Baker also enjoys running and swimming, and has competed in triathlons. She and husband George have a daughter, a sophomore at Mount Holyoke College. The couple lives in Columbia, Md., where Baker has the pleasure of keeping a quarterhorse named, appropriately enough, Sprocket the Rocket. —PD

TV-dinner winner

Juliet D’Annibale ’94
doesn’t recall any fine dining during her Skidmore years—eating cheap was more important than eating well. Now the former French major is an award-winning director and producer of a popular cooking show, Everyday Italian with chef Giada De Laurentiis on the Food Network. D’Annibale received two daytime Emmy awards last spring.

Not expecting to win, D’Annibale arrived late at the Emmy event and didn’t have time to get nervous before her name was called for best director. “I’m not sure what I said. I hadn’t prepared,” she says. Later, when she collected the producing award with the whole team, she was able to enjoy the moment without stress. “That was the icing on the cake.”

Upon graduation from Skidmore, D’Annibale pursued her first love, film, in New York City. “I worked for free at first, just to get in that world,” she says. While gaining experience in production, she worked on independent films, where she “wore ten hats and did whatever needed doing,” and on big-budget studio productions.

After nearly a decade, she burned out. “I didn’t feel like I was doing that much creative work, even though I was in this work to be creative,” she says, adding that the lifestyle was “insane.” She turned to television for a more predictable schedule. In her newly acquired free time, D’Annibale started taking cooking classes and found a new love. She went to culinary school and worked as a freelance chef: for an Italian restaurant in Soho, for a wine store’s tasting menu, and for the Food Network.

Soon her two careers, TV producer and chef, converged with the opportunity to produce Everyday Italian. Although the position was a step down in pay, she says, “I took the job to get a new experience, to get my foot in the door. That’s the way you get ahead. Then a thousand doors open for you.”

For D’Annibale, one of those doors was the opportunity to direct the show the following year. Four years later she was at a black-tie gala, accepting an Emmy statuette from Jeopardy’s Alex Trebek. —Jill Adams

Therapeutic tee

Jared Tendler ’01
devised his career plan in a Skidmore dorm. The business and psychology major and varsity golfer had the idea of using golf as a conduit to the psyche…or vice versa. “Skidmore shaped my career,” says Tendler, a golf therapist.

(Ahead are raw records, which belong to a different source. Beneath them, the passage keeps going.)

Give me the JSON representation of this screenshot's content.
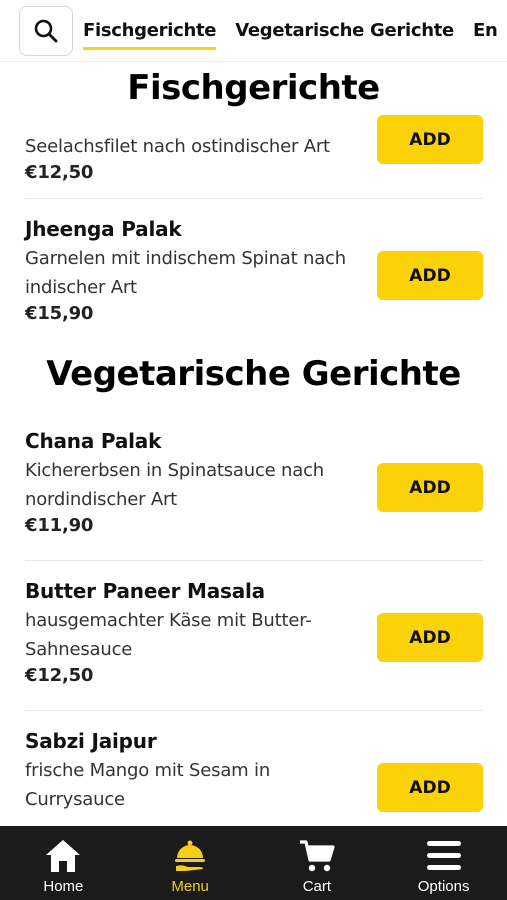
{
  "topbar": {
    "tabs": [
      {
        "label": "Fischgerichte",
        "active": true
      },
      {
        "label": "Vegetarische Gerichte",
        "active": false
      },
      {
        "label": "En",
        "active": false
      }
    ]
  },
  "sections": [
    {
      "title": "Fischgerichte",
      "items": [
        {
          "name": "",
          "desc": "Seelachsfilet nach ostindischer Art",
          "price": "€12,50",
          "add_label": "ADD"
        },
        {
          "name": "Jheenga Palak",
          "desc": "Garnelen mit indischem Spinat nach indischer Art",
          "price": "€15,90",
          "add_label": "ADD"
        }
      ]
    },
    {
      "title": "Vegetarische Gerichte",
      "items": [
        {
          "name": "Chana Palak",
          "desc": "Kichererbsen in Spinatsauce nach nordindischer Art",
          "price": "€11,90",
          "add_label": "ADD"
        },
        {
          "name": "Butter Paneer Masala",
          "desc": "hausgemachter Käse mit Butter-Sahnesauce",
          "price": "€12,50",
          "add_label": "ADD"
        },
        {
          "name": "Sabzi Jaipur",
          "desc": "frische Mango mit Sesam in Currysauce",
          "price": "",
          "add_label": "ADD"
        }
      ]
    }
  ],
  "bottom_nav": {
    "items": [
      {
        "label": "Home",
        "icon": "home-icon",
        "active": false
      },
      {
        "label": "Menu",
        "icon": "menu-cloche-icon",
        "active": true
      },
      {
        "label": "Cart",
        "icon": "cart-icon",
        "active": false
      },
      {
        "label": "Options",
        "icon": "hamburger-icon",
        "active": false
      }
    ]
  },
  "colors": {
    "accent": "#fbd208",
    "nav_bg": "#1b1b1b",
    "active_nav": "#f5cd1b"
  }
}
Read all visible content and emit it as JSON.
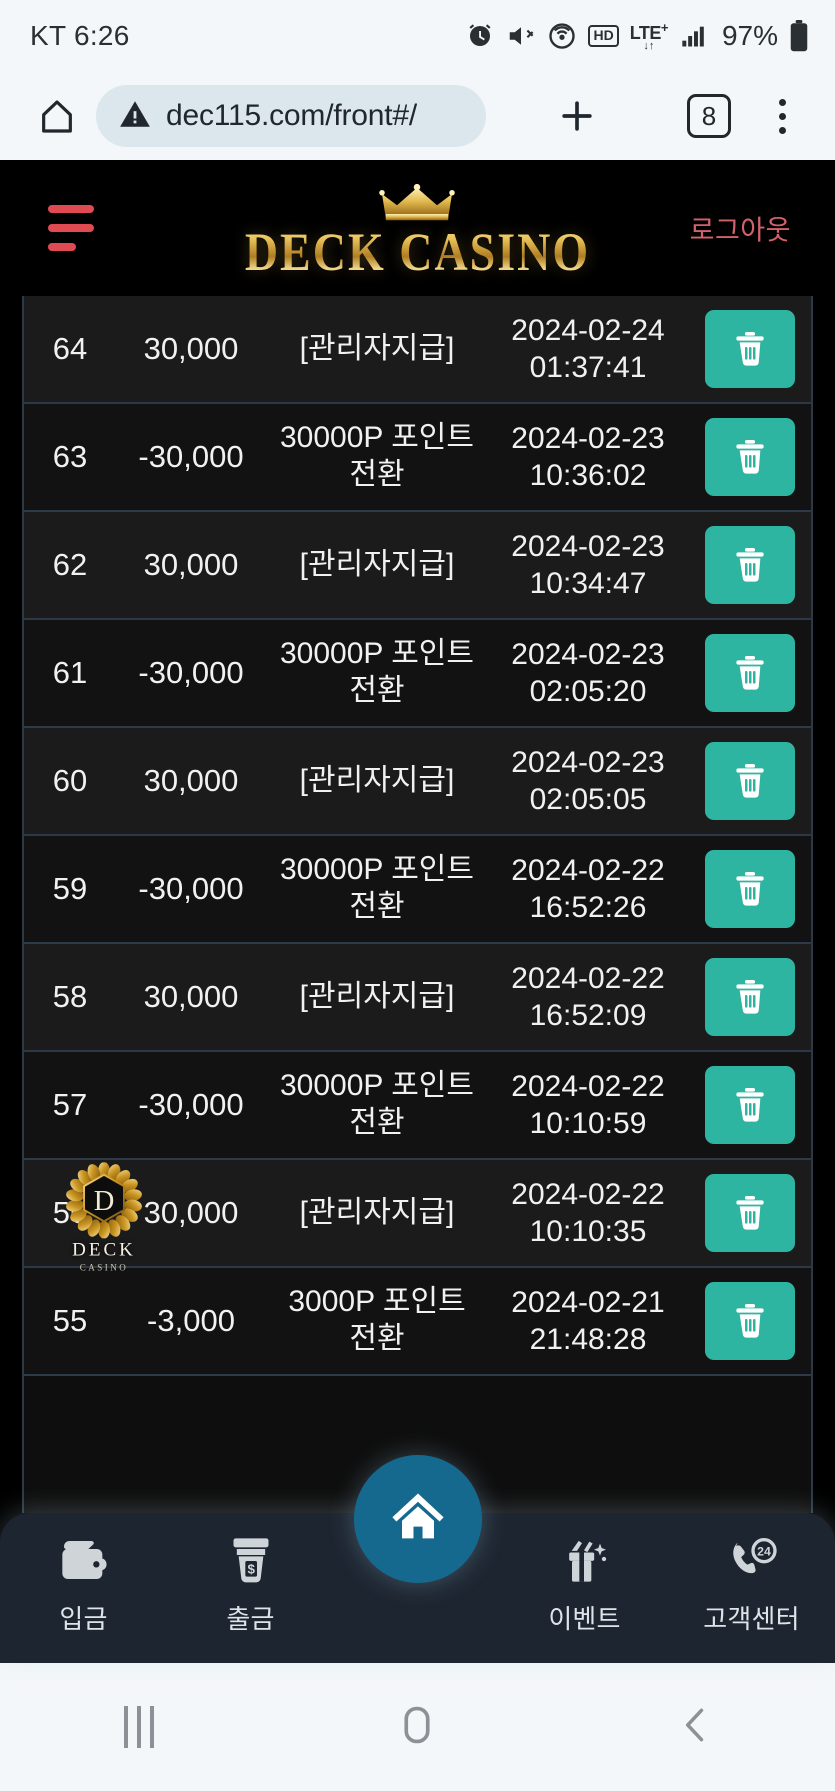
{
  "status_bar": {
    "carrier_time": "KT 6:26",
    "battery_percent": "97%",
    "icons": [
      "alarm-icon",
      "mute-icon",
      "hotspot-icon",
      "hd-icon",
      "lte-plus-icon",
      "signal-icon",
      "battery-icon"
    ],
    "lte_label": "LTE",
    "lte_superscript": "+",
    "hd_label": "HD"
  },
  "browser": {
    "url": "dec115.com/front#/",
    "tab_count": "8",
    "home_icon": "home-icon",
    "warning_icon": "not-secure-warning-icon",
    "new_tab_icon": "plus-icon",
    "menu_icon": "overflow-menu-icon"
  },
  "site_header": {
    "menu_icon": "hamburger-menu-icon",
    "logo_text": "DECK CASINO",
    "logo_crown_icon": "crown-icon",
    "logout_label": "로그아웃",
    "colors": {
      "menu_red": "#e04a52",
      "logout_red": "#d4616b",
      "gold": "#e9c25a"
    }
  },
  "table": {
    "delete_icon": "trash-icon",
    "delete_button_color": "#2eb5a2",
    "watermark": {
      "letter": "D",
      "brand": "DECK",
      "sub": "CASINO",
      "on_row_index": 8
    },
    "rows": [
      {
        "id": "64",
        "amount": "30,000",
        "desc": "[관리자지급]",
        "date": "2024-02-24",
        "time": "01:37:41"
      },
      {
        "id": "63",
        "amount": "-30,000",
        "desc": "30000P 포인트 전환",
        "date": "2024-02-23",
        "time": "10:36:02"
      },
      {
        "id": "62",
        "amount": "30,000",
        "desc": "[관리자지급]",
        "date": "2024-02-23",
        "time": "10:34:47"
      },
      {
        "id": "61",
        "amount": "-30,000",
        "desc": "30000P 포인트 전환",
        "date": "2024-02-23",
        "time": "02:05:20"
      },
      {
        "id": "60",
        "amount": "30,000",
        "desc": "[관리자지급]",
        "date": "2024-02-23",
        "time": "02:05:05"
      },
      {
        "id": "59",
        "amount": "-30,000",
        "desc": "30000P 포인트 전환",
        "date": "2024-02-22",
        "time": "16:52:26"
      },
      {
        "id": "58",
        "amount": "30,000",
        "desc": "[관리자지급]",
        "date": "2024-02-22",
        "time": "16:52:09"
      },
      {
        "id": "57",
        "amount": "-30,000",
        "desc": "30000P 포인트 전환",
        "date": "2024-02-22",
        "time": "10:10:59"
      },
      {
        "id": "56",
        "amount": "30,000",
        "desc": "[관리자지급]",
        "date": "2024-02-22",
        "time": "10:10:35"
      },
      {
        "id": "55",
        "amount": "-3,000",
        "desc": "3000P 포인트 전환",
        "date": "2024-02-21",
        "time": "21:48:28"
      }
    ]
  },
  "app_nav": {
    "items": [
      {
        "label": "입금",
        "icon": "wallet-deposit-icon"
      },
      {
        "label": "출금",
        "icon": "atm-withdraw-icon"
      },
      {
        "label": "이벤트",
        "icon": "gift-event-icon"
      },
      {
        "label": "고객센터",
        "icon": "phone-24-support-icon"
      }
    ],
    "home_icon": "home-icon",
    "home_bubble_color": "#15698f"
  },
  "android_nav": {
    "recents_icon": "recents-icon",
    "home_icon": "home-square-icon",
    "back_icon": "back-chevron-icon"
  }
}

Golf therapist? According to Tendler, who holds a master’s in counseling psychology and is a licensed mental-health counselor, a golf therapist reaches into the mind of the golfer to improve results on the course. He is an expert on the “mental game,” and anyone who’s ever driven, chipped, and putted through eighteen holes knows how crucial mental focus is.

Banish the notion of the links as a surrogate psychiatrist’s couch. Tendler’s work is about identifying weaknesses and making subtle changes in mindset to create opportunity, satisfaction, and results. Relationship issues are only in the mix if they interfere with the game.

Tendler, a three-time All-American at Skidmore, has developed his original born-in-the-dorm notion of the golf therapist from “a conduit to the soul or interpreter of feelings” to “a developer of mental strategies.” He says, “We
organize the way the client op erates on an emotional level, and aim to manage the emotions with specific techniques.”
Tendler has first-hand experience: He retreated from his first bid in the professional golf tour when his own focus flagged. He honed his strategies on himself, and now he joins the tour when his schedule allows.

Tendler has worked with the Kirkendoll Performance Golf Institute in Phoenix, Ariz., ESPN Golf School’s Online Academy, and more recently (His own Web site is He also conducts seminars on stress- and performance-management skills for corporate clients. And he has broadened his reach by serving as a mental-game expert in the online poker world.

Skidmore psychology professor Flip Phillips told him “college is about leaving with more questions than when you came in,” Tendler recalls. “I did have more questions, but I had the ability to look at the answers too.” —Janit Stahl